For many in Haiti, sunset announces the time for a traditional evening gathering for storytelling and riddles. On a breezy night, in the comfort of one's backyard, a full moon set just the right mood to fully enjoy this long standing tradition. Storytelling is likely as old as language itself and extends back to the origin of human history in Africa. Engaging in storytelling fulfills a deep seated human need. Our novels, movies, television shows, word games, crossword puzzles are but new expressions of our longstanding need for stories and other forms of word play. In Haiti, this human desire is celebrated as krik krak stories and riddles. Krik krak evenings may also be called family night. It is the time that adults and children gather to stimulate their imagination.
At the beginning of the story telling, the rules are set. The speaker says krik and the audience answers krak. Through this call and response pattern central to Haitian music and story telling, the rules are established. It is call and response and it refers to cause and effect. This implies that the clues given by the speaker, however cleverly disguised, are intrinsically linked to the correct expected response. This cause and effect relationship between the speaker and the audience can be said in a different way. Commonly, instead of initiating the storytelling with krik it is said as tim tim to which the audience responds bwa sèch. This is said because tim tim is the sound made from breaking dry wood.

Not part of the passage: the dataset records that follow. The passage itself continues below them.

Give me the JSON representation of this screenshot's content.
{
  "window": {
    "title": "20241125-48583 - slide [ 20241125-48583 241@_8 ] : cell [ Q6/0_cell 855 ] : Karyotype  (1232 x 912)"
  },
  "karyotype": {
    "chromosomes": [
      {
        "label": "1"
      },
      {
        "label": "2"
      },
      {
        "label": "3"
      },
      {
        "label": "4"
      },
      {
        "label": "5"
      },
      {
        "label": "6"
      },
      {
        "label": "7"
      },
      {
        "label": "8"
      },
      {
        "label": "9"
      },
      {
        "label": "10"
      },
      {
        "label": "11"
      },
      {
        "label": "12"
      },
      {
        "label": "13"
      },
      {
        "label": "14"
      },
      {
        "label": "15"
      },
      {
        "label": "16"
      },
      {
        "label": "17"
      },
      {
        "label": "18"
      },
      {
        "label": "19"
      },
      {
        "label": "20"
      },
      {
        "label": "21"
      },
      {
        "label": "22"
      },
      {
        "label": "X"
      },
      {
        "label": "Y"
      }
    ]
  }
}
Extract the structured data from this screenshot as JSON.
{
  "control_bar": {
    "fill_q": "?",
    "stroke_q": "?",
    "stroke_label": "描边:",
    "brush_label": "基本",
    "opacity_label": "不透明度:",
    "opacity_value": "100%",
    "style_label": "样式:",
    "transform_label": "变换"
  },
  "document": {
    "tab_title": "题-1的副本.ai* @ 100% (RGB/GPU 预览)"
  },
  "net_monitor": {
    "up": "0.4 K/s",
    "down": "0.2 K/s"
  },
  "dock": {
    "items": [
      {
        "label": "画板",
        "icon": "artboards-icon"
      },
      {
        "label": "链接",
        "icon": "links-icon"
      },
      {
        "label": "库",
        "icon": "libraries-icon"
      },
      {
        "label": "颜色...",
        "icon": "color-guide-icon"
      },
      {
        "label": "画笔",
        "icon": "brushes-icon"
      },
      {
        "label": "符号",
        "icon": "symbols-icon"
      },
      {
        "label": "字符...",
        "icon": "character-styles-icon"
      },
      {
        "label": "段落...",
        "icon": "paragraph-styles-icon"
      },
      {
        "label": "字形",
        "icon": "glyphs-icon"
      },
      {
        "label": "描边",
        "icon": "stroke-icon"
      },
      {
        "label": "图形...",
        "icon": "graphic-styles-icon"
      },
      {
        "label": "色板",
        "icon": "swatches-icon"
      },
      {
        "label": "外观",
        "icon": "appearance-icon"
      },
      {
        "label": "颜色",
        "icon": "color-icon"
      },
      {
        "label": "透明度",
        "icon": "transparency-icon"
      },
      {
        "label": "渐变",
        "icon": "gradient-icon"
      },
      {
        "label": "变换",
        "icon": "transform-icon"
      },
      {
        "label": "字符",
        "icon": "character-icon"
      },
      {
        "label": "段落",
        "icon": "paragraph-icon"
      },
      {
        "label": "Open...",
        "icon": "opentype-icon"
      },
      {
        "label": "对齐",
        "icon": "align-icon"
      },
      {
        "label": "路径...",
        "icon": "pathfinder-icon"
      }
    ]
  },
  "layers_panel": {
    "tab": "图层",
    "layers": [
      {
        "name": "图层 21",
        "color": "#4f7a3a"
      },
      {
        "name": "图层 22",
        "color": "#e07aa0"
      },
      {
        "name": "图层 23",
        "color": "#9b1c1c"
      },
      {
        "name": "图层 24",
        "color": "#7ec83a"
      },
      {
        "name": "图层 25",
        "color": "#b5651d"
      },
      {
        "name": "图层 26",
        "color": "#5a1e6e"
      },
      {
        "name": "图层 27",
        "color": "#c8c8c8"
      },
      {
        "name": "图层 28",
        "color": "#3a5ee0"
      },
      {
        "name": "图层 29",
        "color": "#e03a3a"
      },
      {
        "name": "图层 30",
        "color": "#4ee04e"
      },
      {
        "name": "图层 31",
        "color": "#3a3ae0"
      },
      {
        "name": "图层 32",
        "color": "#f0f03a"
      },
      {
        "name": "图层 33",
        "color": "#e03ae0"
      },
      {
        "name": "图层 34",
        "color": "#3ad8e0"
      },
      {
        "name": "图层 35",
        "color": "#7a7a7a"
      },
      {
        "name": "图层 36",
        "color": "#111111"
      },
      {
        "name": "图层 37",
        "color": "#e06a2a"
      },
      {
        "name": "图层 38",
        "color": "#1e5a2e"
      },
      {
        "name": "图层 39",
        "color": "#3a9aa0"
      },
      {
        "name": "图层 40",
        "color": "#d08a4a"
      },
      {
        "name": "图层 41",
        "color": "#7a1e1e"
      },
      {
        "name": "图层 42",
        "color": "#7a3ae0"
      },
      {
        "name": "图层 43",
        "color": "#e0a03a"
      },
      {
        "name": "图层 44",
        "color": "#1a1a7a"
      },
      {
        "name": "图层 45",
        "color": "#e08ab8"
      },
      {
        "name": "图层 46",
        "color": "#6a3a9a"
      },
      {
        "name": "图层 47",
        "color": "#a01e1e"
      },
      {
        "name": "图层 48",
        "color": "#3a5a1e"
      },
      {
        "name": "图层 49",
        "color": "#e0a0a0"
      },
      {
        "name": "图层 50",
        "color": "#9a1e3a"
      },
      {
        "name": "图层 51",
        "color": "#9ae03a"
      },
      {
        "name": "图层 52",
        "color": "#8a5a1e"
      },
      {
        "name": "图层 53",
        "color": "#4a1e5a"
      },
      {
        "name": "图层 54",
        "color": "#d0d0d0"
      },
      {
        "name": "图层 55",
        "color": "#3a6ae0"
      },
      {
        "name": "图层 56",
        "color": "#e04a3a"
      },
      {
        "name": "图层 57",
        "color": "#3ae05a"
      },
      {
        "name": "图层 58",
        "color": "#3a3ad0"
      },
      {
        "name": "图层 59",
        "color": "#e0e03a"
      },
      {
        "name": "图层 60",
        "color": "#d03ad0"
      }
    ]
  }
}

This sound used to be commonly heard in the countryside where people used to gather dry wood to use as cooking fuel.
Krik Krak has fewer syllables than tim tim, bwa sèch and that probably explains why krik krak is the more popular form to begin Haitian storytelling. Edwidge Danticat used this call and response form of Haitian storytelling to entitle one of her famous novels. Apart from riddles, fiction is the substance of krik krak stories. The stories are imaginative and serve multiple purposes. They often emphasize the need to preserve family bond. For a population, coming out of the barbarism of slavery, the celebration of family ties was a sacred act emphasized in the stories succeeding generations would hear from infancy. Countless krik krak stories tell about mothers struggling to be reunited with their children. The Haitian concept of family includes those who came before and children learn this in the krik krak stories that they hear as well. Some popular krik krak stories tell of children singing to their deceased parents for guiding intervention in their lives.
Krik krak stories often reach into the more distant past and reveal its ancestry from Ginen by its similarity with African American stories that used animals as characters through which moral lessons are taught. Often in these stories, the animal that is held in low esteem outwits the one believed to me more intelligent. These stories mirror the relationship of the enslaved and their oppressors. Commonly in Haiti these moral lessons are told through two characters, Bouki and Malice. Malice is believed to be more intelligent but is constantly outwitted by the idiot Bouki whose name means hyena in the region of Ginen around Senegal.
Some krik krak stories are meant to evoke an emotional response. In a moment, stories of Dyab and Ladyablès, still popular in Trinidad, can have one's heart pumping and one's ears standing in attention. These stories are occasionally mined by Hollywood to fill their theaters because they are proven attention grabbers and on the big screen they are big money makers. In Haiti, these stories not only serve as entertainment but they also serve to teach proper behavior. In general, these scary stories are meant to discourage people from wondering at night when all the agricultural goods are unguarded and parents are asleep.
The most fantastic stories end with a cautionary statement to let the audience know that in no way could the story told be thought to be true. One way that a krik krak story commonly ends is with a statement such as: Se yon kote m t ap pase mwen wè bonbon lan boutèy, diven lan panyen banbou, meaning my story comes to you from a place where I saw cookies in a bottle and wine in a woven basket. This statement is a way of saying that the story that was told is fictitious. There is no place where liquids are contained in woven baskets and not in bottles.
The foremost purpose of a krik krak night is to be taken on a narrated excursion where imaginative stories are told for amusement and riddles are told to tease the mind. These stories serve various social purposes and just before the audience goes to bed, they are reassured that none of the stories are real. It is the moral of the stories that matters; not their content. Referring to the fictitious content of the story, often the speaker ends the evening with the statement: Se yon kote mwen tap pase, mwen pran yon kout pye mwen vin tonbe la a, meaning the last place I told this story, they kicked me out of sight and this is how I landed at your doorstep.
Bookmanlit is proud to land at your doorstep to share the roots of krik krak stories and riddles.